## YOUR TASK
Word for word, reproduce the listing that follows, excluding any pictures it contains.

§

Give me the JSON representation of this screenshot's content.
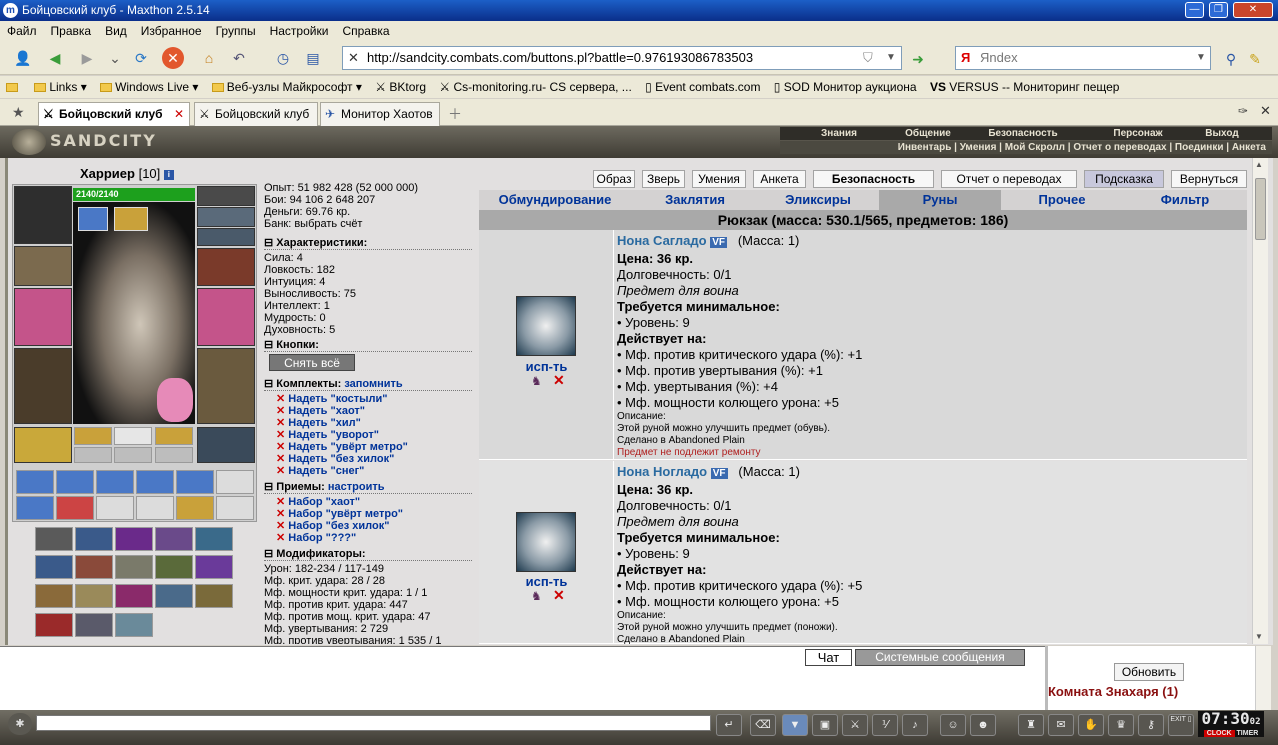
{
  "window": {
    "title": "Бойцовский клуб - Maxthon 2.5.14"
  },
  "menu": [
    "Файл",
    "Правка",
    "Вид",
    "Избранное",
    "Группы",
    "Настройки",
    "Справка"
  ],
  "address": {
    "url": "http://sandcity.combats.com/buttons.pl?battle=0.976193086783503"
  },
  "search": {
    "placeholder": "Яndex"
  },
  "bookmarks": [
    "Links",
    "Windows Live",
    "Веб-узлы Майкрософт",
    "BKtorg",
    "Cs-monitoring.ru- CS сервера, ...",
    "Event combats.com",
    "SOD Монитор аукциона",
    "VERSUS -- Мониторинг пещер"
  ],
  "tabs": [
    {
      "label": "Бойцовский клуб"
    },
    {
      "label": "Бойцовский клуб"
    },
    {
      "label": "Монитор Хаотов"
    }
  ],
  "game": {
    "logo": "SANDCITY",
    "menu1": [
      "Знания",
      "Общение",
      "Безопасность",
      "Персонаж",
      "Выход"
    ],
    "menu2": "Инвентарь | Умения | Мой Скролл | Отчет о переводах | Поединки | Анкета",
    "char": {
      "name": "Харриер",
      "level": "[10]",
      "hp": "2140/2140"
    },
    "stats": {
      "exp": "Опыт: 51 982 428 (52 000 000)",
      "battles": "Бои:  94 106   2 648   207",
      "money": "Деньги: 69.76 кр.",
      "bank": "Банк: выбрать счёт"
    },
    "sections": {
      "chars": "Характеристики:",
      "buttons": "Кнопки:",
      "sets": "Комплекты:",
      "sets_link": "запомнить",
      "tricks": "Приемы:",
      "tricks_link": "настроить",
      "mods": "Модификаторы:"
    },
    "attributes": [
      "Сила: 4",
      "Ловкость: 182",
      "Интуиция: 4",
      "Выносливость: 75",
      "Интеллект: 1",
      "Мудрость: 0",
      "Духовность: 5"
    ],
    "remove_all": "Снять всё",
    "sets": [
      "Надеть \"костыли\"",
      "Надеть \"хаот\"",
      "Надеть \"хил\"",
      "Надеть \"уворот\"",
      "Надеть \"увёрт метро\"",
      "Надеть \"без хилок\"",
      "Надеть \"снег\""
    ],
    "tricks": [
      "Набор \"хаот\"",
      "Набор \"увёрт метро\"",
      "Набор \"без хилок\"",
      "Набор \"???\""
    ],
    "mods": [
      "Урон: 182-234 / 117-149",
      "Мф. крит. удара: 28 / 28",
      "Мф. мощности крит. удара: 1 / 1",
      "Мф. против крит. удара: 447",
      "Мф. против мощ. крит. удара: 47",
      "Мф. увертывания: 2 729",
      "Мф. против увертывания: 1 535 / 1"
    ],
    "topbuttons": [
      "Образ",
      "Зверь",
      "Умения",
      "Анкета",
      "Безопасность",
      "Отчет о переводах",
      "Подсказка",
      "Вернуться"
    ],
    "nav": [
      "Обмундирование",
      "Заклятия",
      "Эликсиры",
      "Руны",
      "Прочее",
      "Фильтр"
    ],
    "backpack": "Рюкзак (масса: 530.1/565, предметов: 186)",
    "items": [
      {
        "name": "Нона Сагладо",
        "badge": "VF",
        "mass": "(Масса: 1)",
        "price": "Цена: 36 кр.",
        "dur": "Долговечность: 0/1",
        "for": "Предмет для воина",
        "req": "Требуется минимальное:",
        "lvl": "• Уровень: 9",
        "acts": "Действует на:",
        "effects": [
          "• Мф. против критического удара (%): +1",
          "• Мф. против увертывания (%): +1",
          "• Мф. увертывания (%): +4",
          "• Мф. мощности колющего урона: +5"
        ],
        "desc": "Описание:",
        "desc1": "Этой руной можно улучшить предмет (обувь).",
        "made": "Сделано в Abandoned Plain",
        "norepair": "Предмет не подлежит ремонту",
        "use": "исп-ть"
      },
      {
        "name": "Нона Ногладо",
        "badge": "VF",
        "mass": "(Масса: 1)",
        "price": "Цена: 36 кр.",
        "dur": "Долговечность: 0/1",
        "for": "Предмет для воина",
        "req": "Требуется минимальное:",
        "lvl": "• Уровень: 9",
        "acts": "Действует на:",
        "effects": [
          "• Мф. против критического удара (%): +5",
          "• Мф. мощности колющего урона: +5"
        ],
        "desc": "Описание:",
        "desc1": "Этой руной можно улучшить предмет (поножи).",
        "made": "Сделано в Abandoned Plain",
        "use": "исп-ть"
      }
    ]
  },
  "chat": {
    "tab1": "Чат",
    "tab2": "Системные сообщения",
    "refresh": "Обновить",
    "room": "Комната Знахаря (1)"
  },
  "clock": {
    "time": "07:30",
    "sec": "02",
    "labels": [
      "CLOCK",
      "TIMER"
    ]
  }
}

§

## ANSWER SECTION
Give me the JSON representation of this screenshot's content.
{
  "window": {
    "title": "Бойцовский клуб - Maxthon 2.5.14"
  },
  "menu": [
    "Файл",
    "Правка",
    "Вид",
    "Избранное",
    "Группы",
    "Настройки",
    "Справка"
  ],
  "address": {
    "url": "http://sandcity.combats.com/buttons.pl?battle=0.976193086783503"
  },
  "search": {
    "placeholder": "Яndex"
  },
  "bookmarks": [
    "Links",
    "Windows Live",
    "Веб-узлы Майкрософт",
    "BKtorg",
    "Cs-monitoring.ru- CS сервера, ...",
    "Event combats.com",
    "SOD Монитор аукциона",
    "VERSUS -- Мониторинг пещер"
  ],
  "tabs": [
    {
      "label": "Бойцовский клуб"
    },
    {
      "label": "Бойцовский клуб"
    },
    {
      "label": "Монитор Хаотов"
    }
  ],
  "game": {
    "logo": "SANDCITY",
    "menu1": [
      "Знания",
      "Общение",
      "Безопасность",
      "Персонаж",
      "Выход"
    ],
    "menu2": "Инвентарь | Умения | Мой Скролл | Отчет о переводах | Поединки | Анкета",
    "char": {
      "name": "Харриер",
      "level": "[10]",
      "hp": "2140/2140"
    },
    "stats": {
      "exp": "Опыт: 51 982 428 (52 000 000)",
      "battles": "Бои:  94 106   2 648   207",
      "money": "Деньги: 69.76 кр.",
      "bank": "Банк: выбрать счёт"
    },
    "sections": {
      "chars": "Характеристики:",
      "buttons": "Кнопки:",
      "sets": "Комплекты:",
      "sets_link": "запомнить",
      "tricks": "Приемы:",
      "tricks_link": "настроить",
      "mods": "Модификаторы:"
    },
    "attributes": [
      "Сила: 4",
      "Ловкость: 182",
      "Интуиция: 4",
      "Выносливость: 75",
      "Интеллект: 1",
      "Мудрость: 0",
      "Духовность: 5"
    ],
    "remove_all": "Снять всё",
    "sets": [
      "Надеть \"костыли\"",
      "Надеть \"хаот\"",
      "Надеть \"хил\"",
      "Надеть \"уворот\"",
      "Надеть \"увёрт метро\"",
      "Надеть \"без хилок\"",
      "Надеть \"снег\""
    ],
    "tricks": [
      "Набор \"хаот\"",
      "Набор \"увёрт метро\"",
      "Набор \"без хилок\"",
      "Набор \"???\""
    ],
    "mods": [
      "Урон: 182-234 / 117-149",
      "Мф. крит. удара: 28 / 28",
      "Мф. мощности крит. удара: 1 / 1",
      "Мф. против крит. удара: 447",
      "Мф. против мощ. крит. удара: 47",
      "Мф. увертывания: 2 729",
      "Мф. против увертывания: 1 535 / 1"
    ],
    "topbuttons": [
      "Образ",
      "Зверь",
      "Умения",
      "Анкета",
      "Безопасность",
      "Отчет о переводах",
      "Подсказка",
      "Вернуться"
    ],
    "nav": [
      "Обмундирование",
      "Заклятия",
      "Эликсиры",
      "Руны",
      "Прочее",
      "Фильтр"
    ],
    "backpack": "Рюкзак (масса: 530.1/565, предметов: 186)",
    "items": [
      {
        "name": "Нона Сагладо",
        "badge": "VF",
        "mass": "(Масса: 1)",
        "price": "Цена: 36 кр.",
        "dur": "Долговечность: 0/1",
        "for": "Предмет для воина",
        "req": "Требуется минимальное:",
        "lvl": "• Уровень: 9",
        "acts": "Действует на:",
        "effects": [
          "• Мф. против критического удара (%): +1",
          "• Мф. против увертывания (%): +1",
          "• Мф. увертывания (%): +4",
          "• Мф. мощности колющего урона: +5"
        ],
        "desc": "Описание:",
        "desc1": "Этой руной можно улучшить предмет (обувь).",
        "made": "Сделано в Abandoned Plain",
        "norepair": "Предмет не подлежит ремонту",
        "use": "исп-ть"
      },
      {
        "name": "Нона Ногладо",
        "badge": "VF",
        "mass": "(Масса: 1)",
        "price": "Цена: 36 кр.",
        "dur": "Долговечность: 0/1",
        "for": "Предмет для воина",
        "req": "Требуется минимальное:",
        "lvl": "• Уровень: 9",
        "acts": "Действует на:",
        "effects": [
          "• Мф. против критического удара (%): +5",
          "• Мф. мощности колющего урона: +5"
        ],
        "desc": "Описание:",
        "desc1": "Этой руной можно улучшить предмет (поножи).",
        "made": "Сделано в Abandoned Plain",
        "use": "исп-ть"
      }
    ]
  },
  "chat": {
    "tab1": "Чат",
    "tab2": "Системные сообщения",
    "refresh": "Обновить",
    "room": "Комната Знахаря (1)"
  },
  "clock": {
    "time": "07:30",
    "sec": "02",
    "labels": [
      "CLOCK",
      "TIMER"
    ]
  }
}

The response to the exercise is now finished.